Fetterman’s lead has shrunk from the six-point advantage he enjoyed in September to just two points, and his overall polling percentage of 47% has risen by only a single point, while Oz, now at 45%, has gained five points since September.
Three other candidates—Libertarian Erik Chase Gerhardt, Green Party candidate Richard Weiss, and Keystone Party nominee Daniel Wassmer—received a combined 2%, while 7% of voters are still undecided.
Independents breaking for Oz
The Oz turnaround has been most pronounced among Pennsylvania independents, who now favor him over Fetterman 43%-32%—although a sizable 19% of independents remain undecided. In September, Fetterman led 43%-29% among independents, with 21% undecided.
Oz has opened up a 16% lead among men, up from 2% in September, as well as a 7% advantage among white voters, compared to just 2% in September.
Fetterman, meanwhile, is cementing his lead among women voters, who prefer him by an 18% margin, up from 13% in September. Even more pronounced is his rise among Black voters, who now prefer him to Oz by 63%, compared to 34% in September.
Impact of debate and early voting
“Black voters are coming home to Democrat Fetterman, even though Oz clearly won the debate last week in the eyes of most Pennsylvanians,” said David Paleologos, director of the Suffolk University Political Research Center. “But Fetterman’s poor debate performance is, at least for now, being offset by his substantial lead among early voters.”
Among those respondents who have already voted, Fetterman is crushing Oz 75% to 19%, while among those who still plan to vote, Oz holds a comfortable 52%-39% lead. Early voting has been in place for over three weeks in most Pennsylvania counties, according to the County Boards of Elections information.
Pennsylvania midterm voters who watched last week’s televised debate overwhelmingly chose Oz as the winner, 62%-17%. Seven percent of voters who are now supporting other candidates said they would have voted for Fetterman if he had not had a stroke.
“That 7% is the difference between an easy win and an all-out scramble to capture this seat,” said Paleologos.
Race for Governor

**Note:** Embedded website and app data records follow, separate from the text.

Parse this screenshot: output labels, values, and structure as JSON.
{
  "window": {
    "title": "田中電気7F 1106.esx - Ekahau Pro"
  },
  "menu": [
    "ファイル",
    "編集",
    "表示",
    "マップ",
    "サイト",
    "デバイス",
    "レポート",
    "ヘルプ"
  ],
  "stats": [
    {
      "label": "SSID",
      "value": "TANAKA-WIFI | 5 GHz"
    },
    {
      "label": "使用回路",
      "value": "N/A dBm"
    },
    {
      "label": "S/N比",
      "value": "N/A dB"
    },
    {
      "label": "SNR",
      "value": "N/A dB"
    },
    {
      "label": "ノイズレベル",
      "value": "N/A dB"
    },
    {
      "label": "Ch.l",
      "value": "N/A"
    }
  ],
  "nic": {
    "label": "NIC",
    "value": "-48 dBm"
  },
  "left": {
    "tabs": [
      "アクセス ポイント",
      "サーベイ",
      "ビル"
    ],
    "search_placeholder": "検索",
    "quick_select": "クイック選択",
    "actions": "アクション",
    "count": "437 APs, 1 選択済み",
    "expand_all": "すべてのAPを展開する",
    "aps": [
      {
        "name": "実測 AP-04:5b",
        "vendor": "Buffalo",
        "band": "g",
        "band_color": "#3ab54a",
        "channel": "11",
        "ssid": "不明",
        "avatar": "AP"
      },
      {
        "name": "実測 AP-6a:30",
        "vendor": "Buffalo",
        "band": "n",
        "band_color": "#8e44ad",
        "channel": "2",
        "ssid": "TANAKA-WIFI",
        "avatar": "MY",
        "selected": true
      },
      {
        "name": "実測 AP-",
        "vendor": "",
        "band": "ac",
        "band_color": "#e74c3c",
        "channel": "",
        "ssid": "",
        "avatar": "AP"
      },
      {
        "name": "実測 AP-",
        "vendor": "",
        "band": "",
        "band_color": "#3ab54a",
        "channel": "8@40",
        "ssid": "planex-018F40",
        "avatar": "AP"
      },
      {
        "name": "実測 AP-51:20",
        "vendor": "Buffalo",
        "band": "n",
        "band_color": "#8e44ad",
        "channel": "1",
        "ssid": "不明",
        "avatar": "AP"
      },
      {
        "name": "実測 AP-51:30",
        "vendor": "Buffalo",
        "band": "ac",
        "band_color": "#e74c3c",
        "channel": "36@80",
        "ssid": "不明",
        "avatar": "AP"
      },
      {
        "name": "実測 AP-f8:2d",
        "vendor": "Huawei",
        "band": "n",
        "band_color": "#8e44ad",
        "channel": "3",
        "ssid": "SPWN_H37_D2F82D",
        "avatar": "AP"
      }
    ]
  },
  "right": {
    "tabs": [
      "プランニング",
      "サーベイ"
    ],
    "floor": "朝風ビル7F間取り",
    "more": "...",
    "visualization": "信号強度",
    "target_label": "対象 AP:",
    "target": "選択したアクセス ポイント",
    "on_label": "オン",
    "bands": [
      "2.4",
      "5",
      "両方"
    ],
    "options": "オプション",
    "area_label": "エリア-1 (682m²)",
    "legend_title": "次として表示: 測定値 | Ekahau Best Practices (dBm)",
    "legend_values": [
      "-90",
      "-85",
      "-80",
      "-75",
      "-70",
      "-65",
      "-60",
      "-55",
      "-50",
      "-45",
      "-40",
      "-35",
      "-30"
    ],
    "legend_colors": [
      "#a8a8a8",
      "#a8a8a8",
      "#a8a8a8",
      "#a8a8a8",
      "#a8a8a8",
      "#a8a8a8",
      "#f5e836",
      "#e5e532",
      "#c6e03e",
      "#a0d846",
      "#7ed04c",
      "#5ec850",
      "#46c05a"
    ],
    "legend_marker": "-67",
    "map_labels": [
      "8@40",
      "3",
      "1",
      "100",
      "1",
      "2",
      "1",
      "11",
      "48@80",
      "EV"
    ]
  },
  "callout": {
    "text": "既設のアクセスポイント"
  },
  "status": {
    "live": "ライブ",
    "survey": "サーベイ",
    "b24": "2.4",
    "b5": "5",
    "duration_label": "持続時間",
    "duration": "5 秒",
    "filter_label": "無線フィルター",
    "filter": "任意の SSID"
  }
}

In the race for governor Democrat Josh Shapiro (52%) leads Republican Doug Mastriano (40%), with Libertarian Matt Hackenburg, Green Party candidate Christina “PK” DiGuilio, and Keystone Party nominee Joe Soloski combining for 2%, with 8% undecided. In September Shapiro led by 11 points.
Economic Conditions in Pennsylvania

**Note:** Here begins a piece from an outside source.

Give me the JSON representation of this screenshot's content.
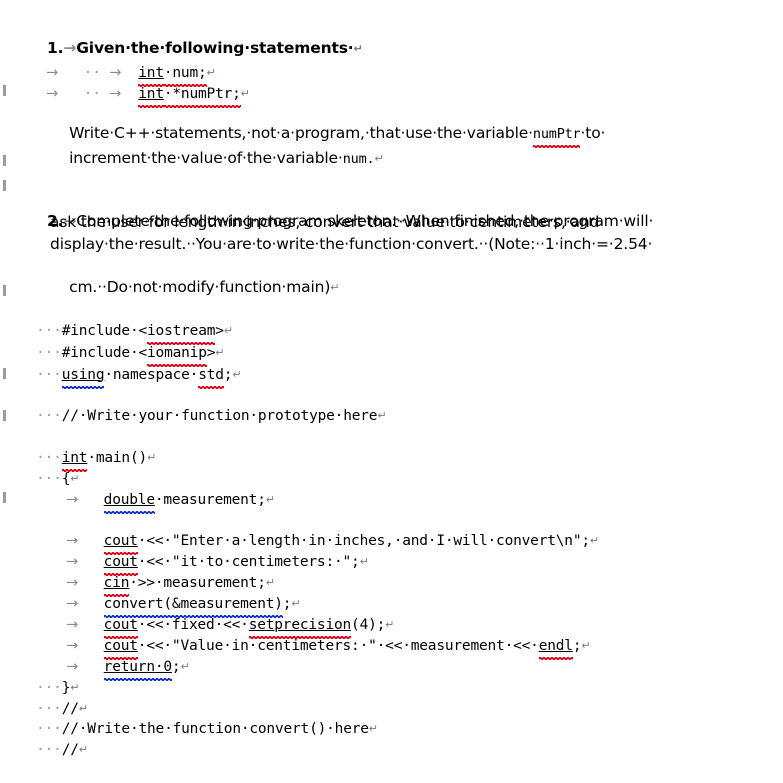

Currently, 46% of likely midterm voters rate the Pennsylvania economy as “poor,” an increase of three points over a month ago.
The statewide survey of 500 Pennsylvania likely midterm voters was conducted October 27-30 using live telephone interviews of households where respondents indicated they were very or somewhat likely to vote in the November 2022 general election for governor and US Senate. Each area’s quota and demographic information—including party affiliation, gender, race, and age—was determined from midterm exit polls and 2020 census data. The 67 Pennsylvania counties were grouped into five general regions. The margin of sampling error for results based on the total sample is +/-4.4 percentage points. Marginals and full cross-tabulation data are posted on the Suffolk University Political Research Center website. For more information, contact David Paleologos at 781-290-9310, [email protected].